Tucked away in a busy Germantown shopping center, a group of artists are combatting blood shed with literature that is over 400 years old.
While theft and property crimes have been on a downward trend in Memphis for the past five years, violence is still on the rise, with young people committing 54 percent of all violent crimes. In 2016, the murder rate in Shelby County is up 47 percent from the same time last year.
Tennessee Shakespeare Company is spearheading a program called the Romeo and Juliet Project to help combat these numbers. Instead of the scared-straight tactics made popular by an A&E TV show, Stephanie Shine, the creator of the project, said that the project relates characters in the much-loved Shakespeare play to the youth in Memphis classrooms.
“These kids (the characters) in ‘Romeo and Juliet’ are making decisions of whether they are going to live or die,” Shine said. “It gave us a forum to teach them some life skills.”
This program is not a one-time event. The majority of students will watch a live performance of the play and then attend three classes. Shine said that integrating a professional arts company into the public school curriculum is an unusual break from curriculums centered around standardized testing.
While Tennessee Shakespeare is working with children in the classroom, Operation Safe Community is trying to bring about change in neighborhoods. Organizers of the program also are listening to what Memphians have to say.
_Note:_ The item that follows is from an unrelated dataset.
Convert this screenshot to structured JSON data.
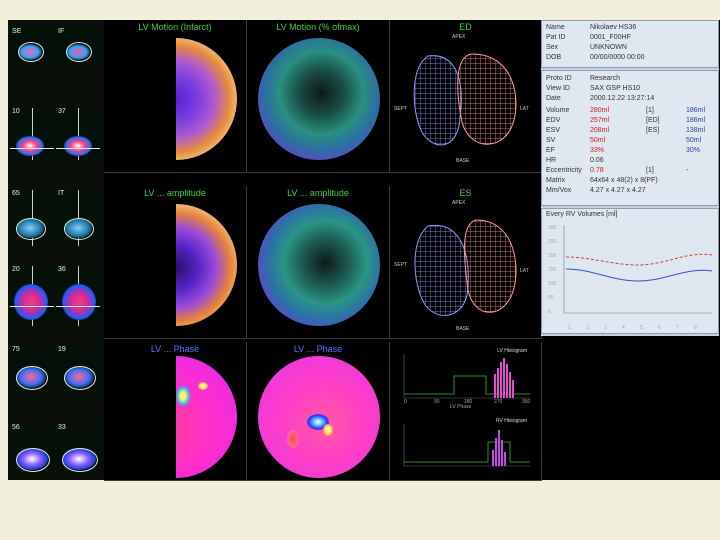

They held a town hall meeting at Lemoyne Owens College on April 9th.
“What is good for Germantown isn’t good for the University district,” said consultant and former councilman Harold Collins. “That’s why we need to hear how we can help.”